A group of researchers asked one group of participants to think about events during the day that made them grateful and write them down in a journal. They found that many of the participants that did this were more likely to show restraint and patience, and ultimately opt to wait for the larger amount of money.
“Engagement in simple daily reflective exercises about events for which one is grateful leads to increased subjective well-being. It may well be that similar interventions can be used to inoculate people against the pernicious effects of excessive impatience on their financial and health-related decisions.” Psychological Science, 2014
Gratitude Makes Us Optimistic
Let's imagine that each day you would write down one of the three following things:
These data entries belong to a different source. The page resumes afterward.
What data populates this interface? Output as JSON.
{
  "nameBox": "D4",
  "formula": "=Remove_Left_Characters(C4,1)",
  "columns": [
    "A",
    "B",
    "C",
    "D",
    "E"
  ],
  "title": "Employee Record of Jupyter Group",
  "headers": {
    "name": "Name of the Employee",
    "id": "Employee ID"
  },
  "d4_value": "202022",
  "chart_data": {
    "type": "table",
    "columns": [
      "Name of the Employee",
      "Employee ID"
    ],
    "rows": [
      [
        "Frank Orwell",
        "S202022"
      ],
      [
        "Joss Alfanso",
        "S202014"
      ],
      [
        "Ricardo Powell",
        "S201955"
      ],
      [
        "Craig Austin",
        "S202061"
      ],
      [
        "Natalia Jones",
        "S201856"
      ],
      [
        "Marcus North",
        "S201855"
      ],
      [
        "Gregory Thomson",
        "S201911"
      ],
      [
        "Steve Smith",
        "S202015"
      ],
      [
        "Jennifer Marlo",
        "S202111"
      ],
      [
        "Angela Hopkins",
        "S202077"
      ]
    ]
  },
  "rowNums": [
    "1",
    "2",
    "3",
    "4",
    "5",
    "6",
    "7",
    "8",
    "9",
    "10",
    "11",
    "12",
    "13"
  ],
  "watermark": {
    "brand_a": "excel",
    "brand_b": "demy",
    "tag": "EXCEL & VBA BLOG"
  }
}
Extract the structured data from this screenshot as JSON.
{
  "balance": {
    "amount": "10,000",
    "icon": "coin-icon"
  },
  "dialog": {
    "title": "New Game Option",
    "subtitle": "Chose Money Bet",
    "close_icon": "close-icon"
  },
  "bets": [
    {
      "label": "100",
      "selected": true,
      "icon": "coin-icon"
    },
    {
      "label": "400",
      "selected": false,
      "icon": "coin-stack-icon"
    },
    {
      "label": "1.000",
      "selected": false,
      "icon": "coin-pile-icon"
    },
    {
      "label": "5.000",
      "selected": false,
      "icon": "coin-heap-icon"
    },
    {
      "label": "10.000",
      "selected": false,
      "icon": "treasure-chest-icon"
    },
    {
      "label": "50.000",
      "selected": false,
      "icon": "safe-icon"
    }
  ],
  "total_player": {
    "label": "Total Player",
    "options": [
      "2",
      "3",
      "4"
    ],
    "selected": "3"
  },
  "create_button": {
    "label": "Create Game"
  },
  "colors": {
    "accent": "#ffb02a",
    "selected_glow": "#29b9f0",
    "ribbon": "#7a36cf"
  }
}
Things that bothered you
Interesting things that happened
Things you were grateful for
Do you think that would have an impact on how you look at life? Researchers have found that the grateful group reported increased optimism and even that they exercised more and felt life was better – all just by writing things down they were grateful for.
"They were also more likely to report having helped someone with a personal problem or offered emotional support to another, suggesting prosocial motivation as a consequence of the gratitude induction." Journal of Personality and Social Psychology, 2002
Gratitude Helps You Sleep Better
A common problem people have when staying sober is getting quality sleep. You’ve probably heard about things like reducing blue light in the evening, not eating a couple hours before bed time, and not using a screen in your bed. However, starting a night time ritual where you write in a gratitude journal might be something you haven’t tried.
"When falling asleep, grateful people are less likely to think negative and worrying thoughts, and more likely to think positive thoughts. It appears that negative pre-sleep cognitions impair sleep, and gratitude reduces the likelihood of such thoughts, protecting sleep quality. Equally, it appears that positive pre-sleep cognitions have a positive effect on sleep, and that gratitude facilitates these thoughts, leading to superior sleep quality." Journal of Psychosomatic Research, 2008
Gratitude & Loneliness Have A Negative Correlation
This one might seem obvious but if you’re feeling lonely, this could be a different way of looking at things. Feeling lonely is terrible, but practicing gratitude for what you have can be one small thing you can do about it.
"In addition, gratitude is demonstrated to be associated with increase in happiness, life satisfaction and social desirability; differently from loneliness which is generally related to negative outcomes in these measures." Europe’s Journal of Psychology, 2016
Gratitude Makes You Less Materialistic & Envious
Accepting ourselves for who we are can be extremely difficult. There are so many things out there that can keep us distracted and always wanting more. This constant cycle can leave us feeling like we’re not good enough, or that we need something outside of us to make us happy. Practicing gratitude can squash those feelings.
"Grateful people report themselves as being less materialist and less envious. In particular, grateful people report being more willing to part with their possessions, more generous with them, less envious of the material wealth of others, less committed to the idea that material wealth brings happiness. Apparently, material success is not a very important factor in the happiness of highly grateful people." Journal of Happiness Studies, 2006
Gratitude Grows New Relationships
It’s always a good thing to be nice to people, but researchers have found that showing gratitude to someone will make them more likely to seek an ongoing relationship. Whether someone holds the door open for you, or does something to help you out at work, showing a little acknowledgement can go a long way.
"Relationships with others who are responsive to our whole self— our likes and dislikes, our needs and preferences— can help us get through difficult times and flourish in good times. Gratitude can be understood as an emotion that serves the social function of promoting such relationships." Journal TOC, 2008